This southern city comes alive in April with brewery crawls, hiking, and lots and lots of art.

Hiking in Asheville is always an adventure. / Photo via Explore Asheville

If you thought New Englanders loved craft beer and hiking, just wait until you set foot in Asheville. The bohemian city near North Carolina’s western border offers both in spades, which explains why young outdoorsy types have been visiting in growing numbers each year. Top it off with James Beard–nominated chefs, a flourishing arts district, and stylish new places to stay, and you have a very worthwhile escape from mud season in Boston.


Asheville, in a word, is hip. One of the major reasons it’s become so trendy is its buzzy drinking scene—you can’t make it more than a few blocks without finding a nifty place to grab a pint. Wicked Weed Brewing is a favorite, though you should also make it a point to stop at the brewery’s Funkatorium offshoot in the South Slope brewery district. While the taproom is dedicated to sours, you’ll also find IPAs with interesting tasting notes. Down the street, sample Kölsch, pilsners, pale ales, and more at Burial Beer Co.

Once you’ve gotten your beer fix, see if you can get into Pink Moon Bar, a well-hidden speakeasy serving natural wines. (To enjoy your pét-nat, you’ll need to find the industrial freezer–style door down an alley, then enter a password from the bar’s Instagram story.)

Need some food to pad your stomach? Given that the city is home to both established chefs and talented newcomers, there are plenty of top-notch dining options. Be sure to make a reservation at Table, chef Jacob Sessoms’s longtime farm-to-table spot serving up New American fare. In his own words, you can never go wrong with the roasted chicken and dumplings. For something more casual after a day of brewery-hopping, stop by Botiwalla by Chai Pani, where lauded chef Meherwan Irani serves Indian street food.


No visit to Asheville would be complete without experiencing the Biltmore Estate. Built for George Vanderbilt and completed in 1895, the Gilded Age mansion is the largest privately owned house in the United States. (Consider reading The Last Castle by Denise Kiernan on your flight from Boston.) Set aside another day for an outing with Blue Ridge Hiking Company, which can help you select the best hike and then whisk you to the trailhead.

The Lookout Trail in nearby Montreat is a solid choice for moderate-level hikers, thanks to a steep 623-foot climb to the top culminating in 360-degree views of the surrounding peaks.


The Black Mountain College, an influential art school founded in the 1930s, is part of what makes Asheville’s history in the arts so rich. Learn about the institution’s innovative past firsthand at the Black Mountain College Museum + Arts Center before heading to the River Arts District to see what the city’s contemporary artists are up to. You could spend a whole day wandering more than 20 buildings filled with studios and galleries, but if you’re short on time, duck into Art Garden AVL and Wedge Studios to check out one-of-a-kind paintings, sculptures, and more.
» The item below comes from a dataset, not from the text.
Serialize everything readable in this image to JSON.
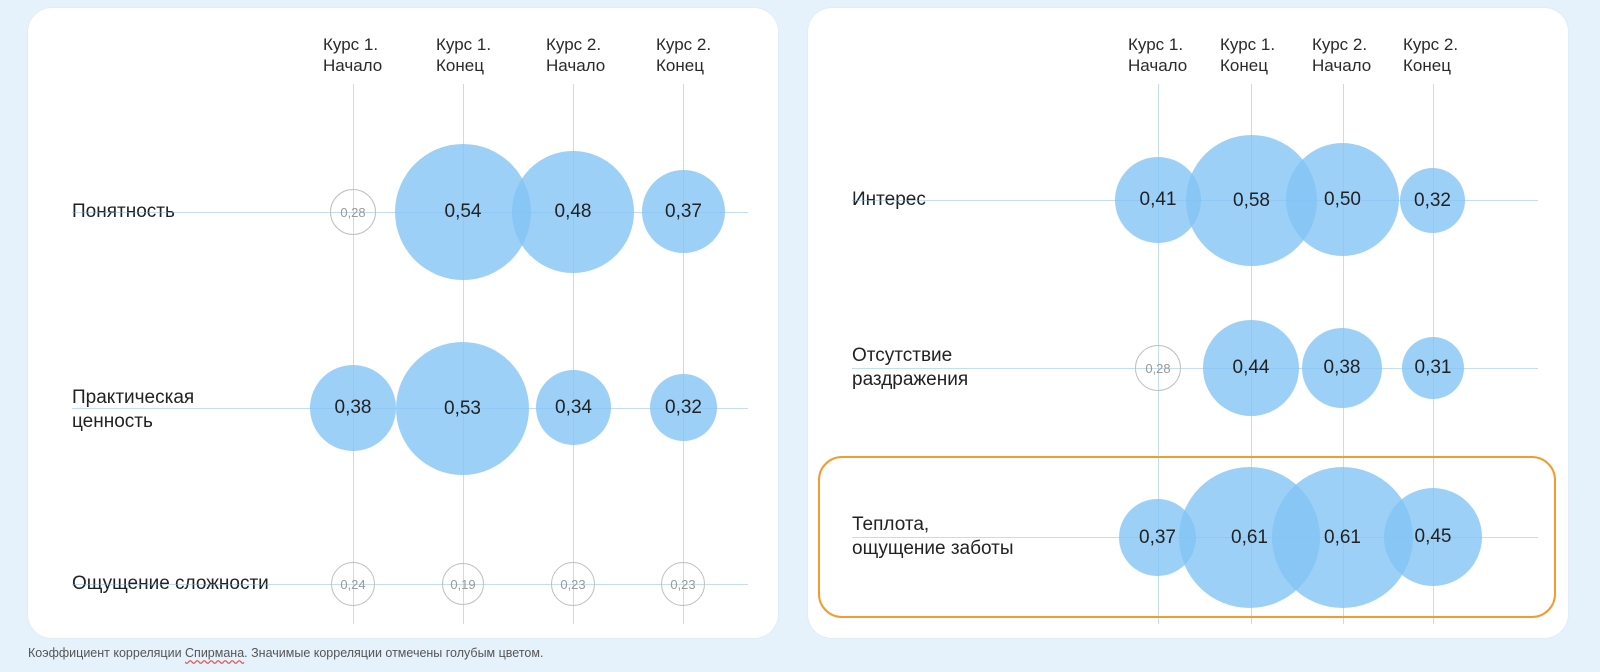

Across the street, the North Carolina Glass Center does glassblowing demonstrations and showcases colorful vases and stemware for sale.

Wearable art should also be on the agenda: Designer Jeffrey Burroughs’s eponymous shop carries custom and fine jewelry, plus a hard-to-find selection of fragrances. Next door is There There, a sunny shop specializing in “comforting goods,” as owner Mindy King puts it, a.k.a. cozy loungewear, sculptural décor, and accessories.
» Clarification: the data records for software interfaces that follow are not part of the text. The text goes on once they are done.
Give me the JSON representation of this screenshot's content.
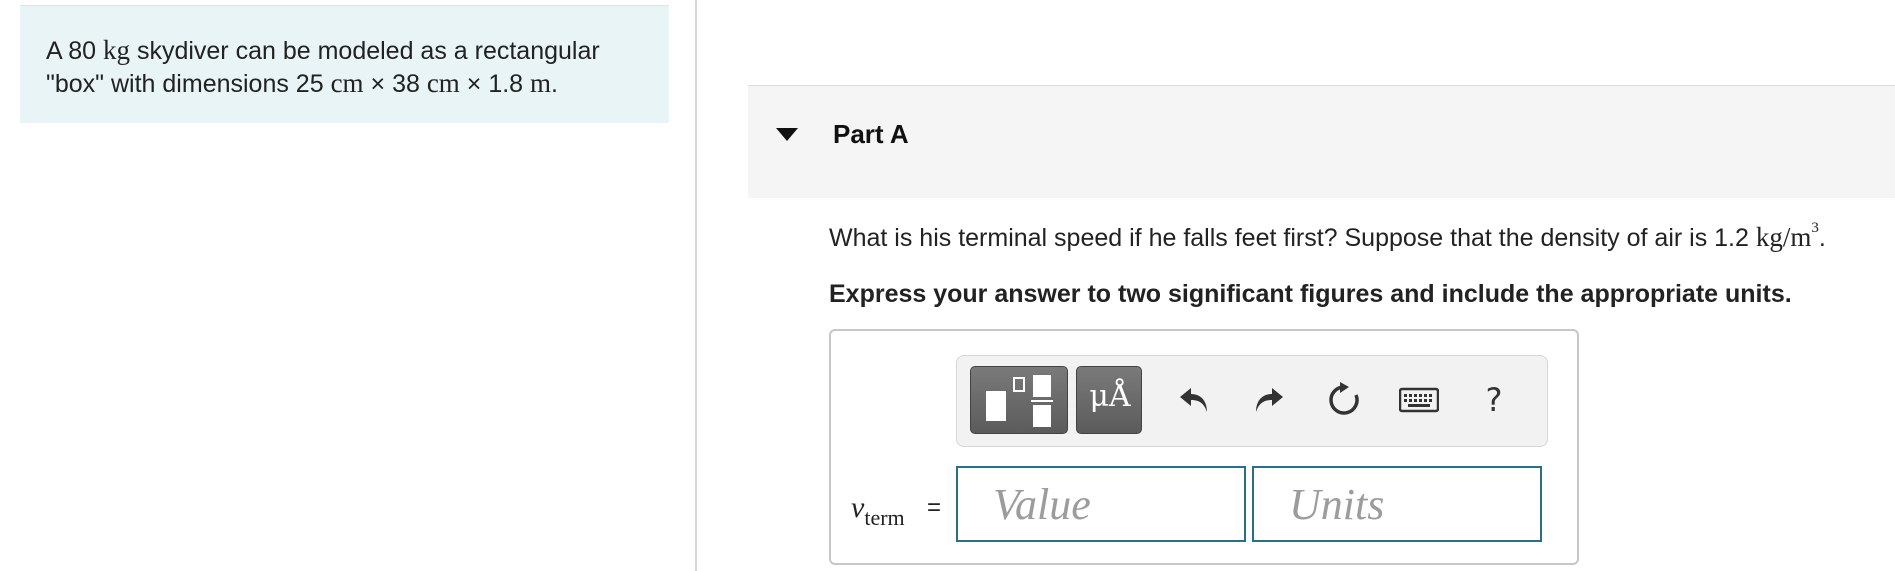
{
  "intro": {
    "line1_pre": "A 80 ",
    "line1_mass_unit": "kg",
    "line1_post": " skydiver can be modeled as a rectangular",
    "line2_pre": "\"box\" with dimensions 25 ",
    "dim1_unit": "cm",
    "times1": " × ",
    "dim2_pre": "38 ",
    "dim2_unit": "cm",
    "times2": " × ",
    "dim3_pre": "1.8 ",
    "dim3_unit": "m",
    "line2_end": "."
  },
  "part": {
    "title": "Part A",
    "question_pre": "What is his terminal speed if he falls feet first? Suppose that the density of air is 1.2 ",
    "density_unit": "kg/m",
    "density_exp": "3",
    "question_end": ".",
    "instruction": "Express your answer to two significant figures and include the appropriate units."
  },
  "toolbar": {
    "units_button_label": "μÅ",
    "icons": [
      "templates-icon",
      "undo-icon",
      "redo-icon",
      "reset-icon",
      "keyboard-icon",
      "help-icon"
    ],
    "help_label": "?"
  },
  "answer": {
    "variable_symbol": "v",
    "variable_subscript": "term",
    "equals": "=",
    "value_placeholder": "Value",
    "units_placeholder": "Units",
    "value": "",
    "units": ""
  },
  "colors": {
    "intro_background": "#e8f4f6",
    "part_header_background": "#f5f5f5",
    "input_border": "#2a6f87",
    "toolbar_button": "#6b6b6b"
  }
}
A fitting launchpad for exploring the River Arts District, the Radical is one of the newest hotel openings managed by Amesbury-based Lark Independent. Seventy funky rooms inside the former factory debuted in October, aiming to appeal to edgier travelers. Zelda Dearest, meanwhile, is the Radical’s sister property and another new addition to Asheville’s hotel scene. Its 20 rooms were created from a cluster of turn-of-the-century mansions, offering luxurious suites and art deco flair in the spirit of its namesake, Zelda Fitzgerald.
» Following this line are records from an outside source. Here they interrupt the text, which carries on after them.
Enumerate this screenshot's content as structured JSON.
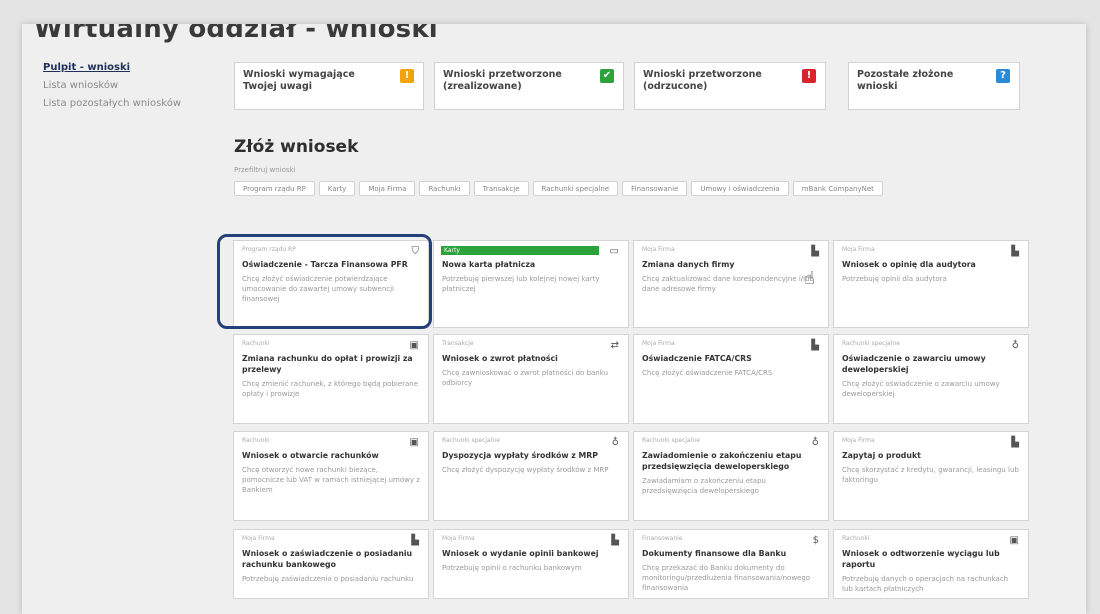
{
  "page": {
    "title": "Wirtualny oddział - wnioski"
  },
  "sidebar": {
    "items": [
      {
        "label": "Pulpit - wnioski"
      },
      {
        "label": "Lista wniosków"
      },
      {
        "label": "Lista pozostałych wniosków"
      }
    ]
  },
  "stats": [
    {
      "label": "Wnioski wymagające Twojej uwagi",
      "badge": "!",
      "color": "#f0a30a",
      "icon": "exclamation-icon"
    },
    {
      "label": "Wnioski przetworzone (zrealizowane)",
      "badge": "✔",
      "color": "#2ca33d",
      "icon": "check-icon"
    },
    {
      "label": "Wnioski przetworzone (odrzucone)",
      "badge": "!",
      "color": "#d9232d",
      "icon": "alert-icon"
    },
    {
      "label": "Pozostałe złożone wnioski",
      "badge": "?",
      "color": "#2a8ad6",
      "icon": "question-icon"
    }
  ],
  "section": {
    "title": "Złóż wniosek",
    "filter_label": "Przefiltruj wnioski"
  },
  "filters": [
    "Program rządu RP",
    "Karty",
    "Moja Firma",
    "Rachunki",
    "Transakcje",
    "Rachunki specjalne",
    "Finansowanie",
    "Umowy i oświadczenia",
    "mBank CompanyNet"
  ],
  "cards": [
    {
      "category": "Program rządu RP",
      "title": "Oświadczenie - Tarcza Finansowa PFR",
      "desc": "Chcę złożyć oświadczenie potwierdzające umocowanie do zawartej umowy subwencji finansowej",
      "icon": "shield-icon"
    },
    {
      "category": "Karty",
      "title": "Nowa karta płatnicza",
      "desc": "Potrzebuję pierwszej lub kolejnej nowej karty płatniczej",
      "icon": "card-icon"
    },
    {
      "category": "Moja Firma",
      "title": "Zmiana danych firmy",
      "desc": "Chcę zaktualizować dane korespondencyjne i/lub dane adresowe firmy",
      "icon": "building-icon"
    },
    {
      "category": "Moja Firma",
      "title": "Wniosek o opinię dla audytora",
      "desc": "Potrzebuję opinii dla audytora",
      "icon": "building-icon"
    },
    {
      "category": "Rachunki",
      "title": "Zmiana rachunku do opłat i prowizji za przelewy",
      "desc": "Chcę zmienić rachunek, z którego będą pobierane opłaty i prowizje",
      "icon": "wallet-icon"
    },
    {
      "category": "Transakcje",
      "title": "Wniosek o zwrot płatności",
      "desc": "Chcę zawnioskować o zwrot płatności do banku odbiorcy",
      "icon": "transfer-icon"
    },
    {
      "category": "Moja Firma",
      "title": "Oświadczenie FATCA/CRS",
      "desc": "Chcę złożyć oświadczenie FATCA/CRS",
      "icon": "building-icon"
    },
    {
      "category": "Rachunki specjalne",
      "title": "Oświadczenie o zawarciu umowy deweloperskiej",
      "desc": "Chcę złożyć oświadczenie o zawarciu umowy deweloperskiej",
      "icon": "award-icon"
    },
    {
      "category": "Rachunki",
      "title": "Wniosek o otwarcie rachunków",
      "desc": "Chcę otworzyć nowe rachunki bieżące, pomocnicze lub VAT w ramach istniejącej umowy z Bankiem",
      "icon": "wallet-icon"
    },
    {
      "category": "Rachunki specjalne",
      "title": "Dyspozycja wypłaty środków z MRP",
      "desc": "Chcę złożyć dyspozycję wypłaty środków z MRP",
      "icon": "award-icon"
    },
    {
      "category": "Rachunki specjalne",
      "title": "Zawiadomienie o zakończeniu etapu przedsięwzięcia deweloperskiego",
      "desc": "Zawiadamiam o zakończeniu etapu przedsięwzięcia deweloperskiego",
      "icon": "award-icon"
    },
    {
      "category": "Moja Firma",
      "title": "Zapytaj o produkt",
      "desc": "Chcę skorzystać z kredytu, gwarancji, leasingu lub faktoringu",
      "icon": "building-icon"
    },
    {
      "category": "Moja Firma",
      "title": "Wniosek o zaświadczenie o posiadaniu rachunku bankowego",
      "desc": "Potrzebuję zaświadczenia o posiadaniu rachunku",
      "icon": "building-icon"
    },
    {
      "category": "Moja Firma",
      "title": "Wniosek o wydanie opinii bankowej",
      "desc": "Potrzebuję opinii o rachunku bankowym",
      "icon": "building-icon"
    },
    {
      "category": "Finansowanie",
      "title": "Dokumenty finansowe dla Banku",
      "desc": "Chcę przekazać do Banku dokumenty do monitoringu/przedłużenia finansowania/nowego finansowania",
      "icon": "money-icon"
    },
    {
      "category": "Rachunki",
      "title": "Wniosek o odtworzenie wyciągu lub raportu",
      "desc": "Potrzebuję danych o operacjach na rachunkach lub kartach płatniczych",
      "icon": "wallet-icon"
    }
  ]
}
JetBlue offers seasonal service to Asheville from Logan, while budget airline Allegiant runs nonstop flights to Asheville twice a week all year long. You’ll be in the air for a mere two hours and 30 minutes.

First published in the print edition of the April 2024 issue with the headline, “Asheville, North Carolina.”